The Blatchford Collection for 1968, together with abstracts for all the other years from 1944, is now available here in PNG Attitude.
Much of 1968 is spent examining all levels of the education system to determine its future structure, direction and related manpower needs. There is a move to involve the religious Missions in educational planning for a unified approach to education and economic development.
In January the Secondary Planning Group issues a 140-page report to support the establishment of a number of new high schools and the expansion of existing high schools.
In March the ‘Report of Joint Working Party on Educational Policy’ is produced. The report written by the Administration and the Department of External Territories, but strongly influenced by Director of Education Ken McKinnon, sets the framework for the Administration and the Missions to form an integrated education system planned on a national basis and staffed by a unified teaching service.
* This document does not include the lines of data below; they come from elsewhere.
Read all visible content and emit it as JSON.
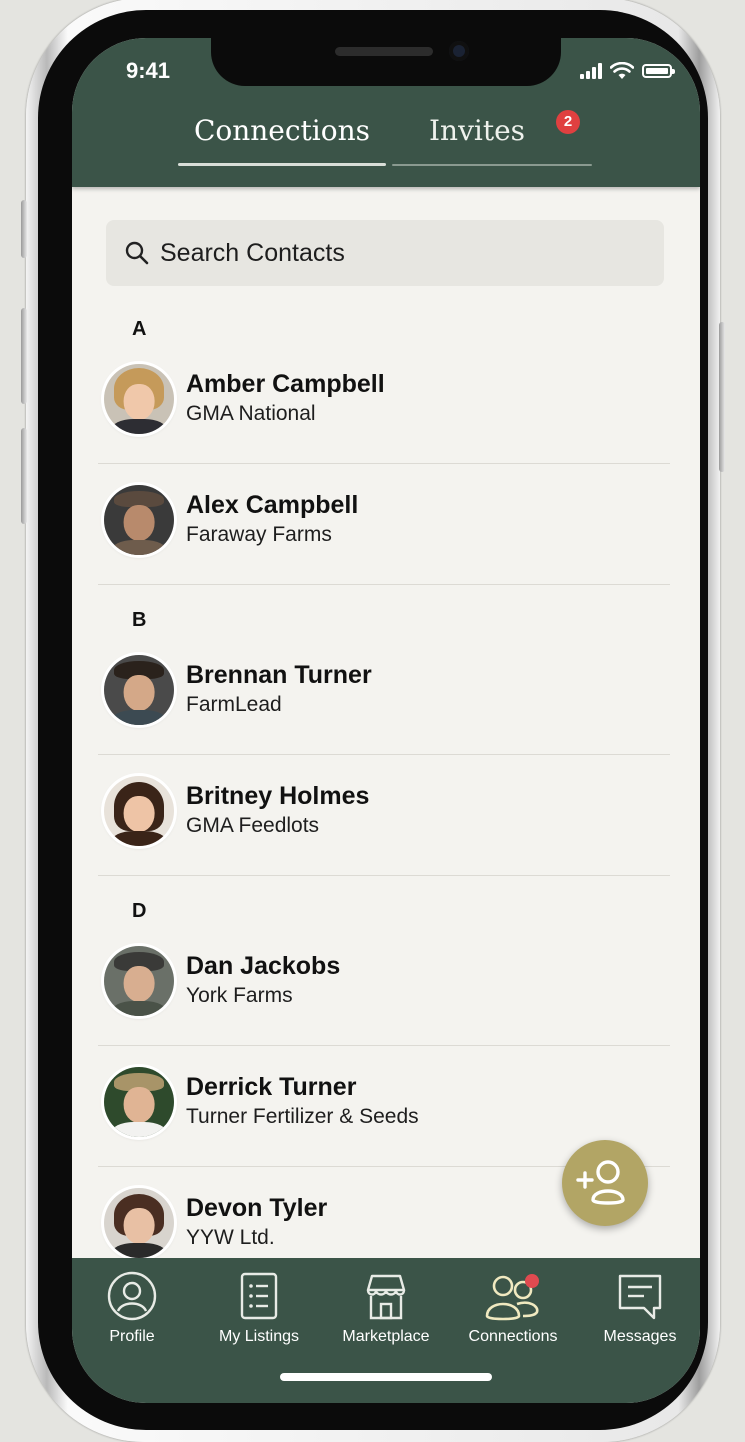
{
  "status_bar": {
    "time": "9:41"
  },
  "tabs": {
    "connections": "Connections",
    "invites": "Invites",
    "invites_badge": "2"
  },
  "search": {
    "placeholder": "Search Contacts"
  },
  "sections": [
    {
      "letter": "A"
    },
    {
      "letter": "B"
    },
    {
      "letter": "D"
    }
  ],
  "contacts": [
    {
      "name": "Amber Campbell",
      "org": "GMA National"
    },
    {
      "name": "Alex Campbell",
      "org": "Faraway Farms"
    },
    {
      "name": "Brennan Turner",
      "org": "FarmLead"
    },
    {
      "name": "Britney Holmes",
      "org": "GMA Feedlots"
    },
    {
      "name": "Dan Jackobs",
      "org": "York Farms"
    },
    {
      "name": "Derrick Turner",
      "org": "Turner Fertilizer & Seeds"
    },
    {
      "name": "Devon Tyler",
      "org": "YYW Ltd."
    }
  ],
  "bottom_nav": [
    {
      "label": "Profile",
      "icon": "profile-icon"
    },
    {
      "label": "My Listings",
      "icon": "listings-icon"
    },
    {
      "label": "Marketplace",
      "icon": "marketplace-icon"
    },
    {
      "label": "Connections",
      "icon": "connections-icon"
    },
    {
      "label": "Messages",
      "icon": "messages-icon"
    }
  ],
  "colors": {
    "header": "#3b5448",
    "fab": "#b2a565",
    "badge": "#e04040",
    "background": "#f4f3ef"
  }
}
In August and September Professor LJ Lewis undertakes a look at the primary curriculum and advises against a rural bias. He also recommends a committee of inquiry be appointed to report on the question of relationships between the Mission and Administration education systems.
McKinnon discusses the matter with Canberra but goes on leave on 3 September and does not return until the end of February 1969. The latter half of 1968 is spent organising the membership of a committee. Beeby is a firm member and Canberra suggests Weeden as another.
In July the Ministerial Member and Assistant Member system is introduced into Parliament with Members being required to be in Port Moresby for three weeks each month to meet with the Administrator and become involved in policy and budget planning.
Mathias ToLiman the Ministerial Member for Education is taking more responsibility and the Missions, especially the Catholics, which he feels may become a tool for the Administration.
‘Programmes and Policies for the Economic Development of Papua and New Guinea’ is released in September.
The Governor-General reconstitutes the Department of Territories as the Department of External Territories so that it may concentrate the bulk of its activities on Papua and New Guinea.
And, for those readers who have not visited the Collection before, here’s what just one of those thousands of abstracts looks like:
UNIVERSITY OF QUEENSLAND, ST LUCIA, 1983
“After the 1968 election we had in mind the appointment of some Ministerial Members from the Pangu Pati but the party rejected these proposals preferring to be independent of government decisions. Pangu was well led in the House by Michael Somare, with strong support from Tony Voutas, Ebia Olewale, Pita Lus and others.” p16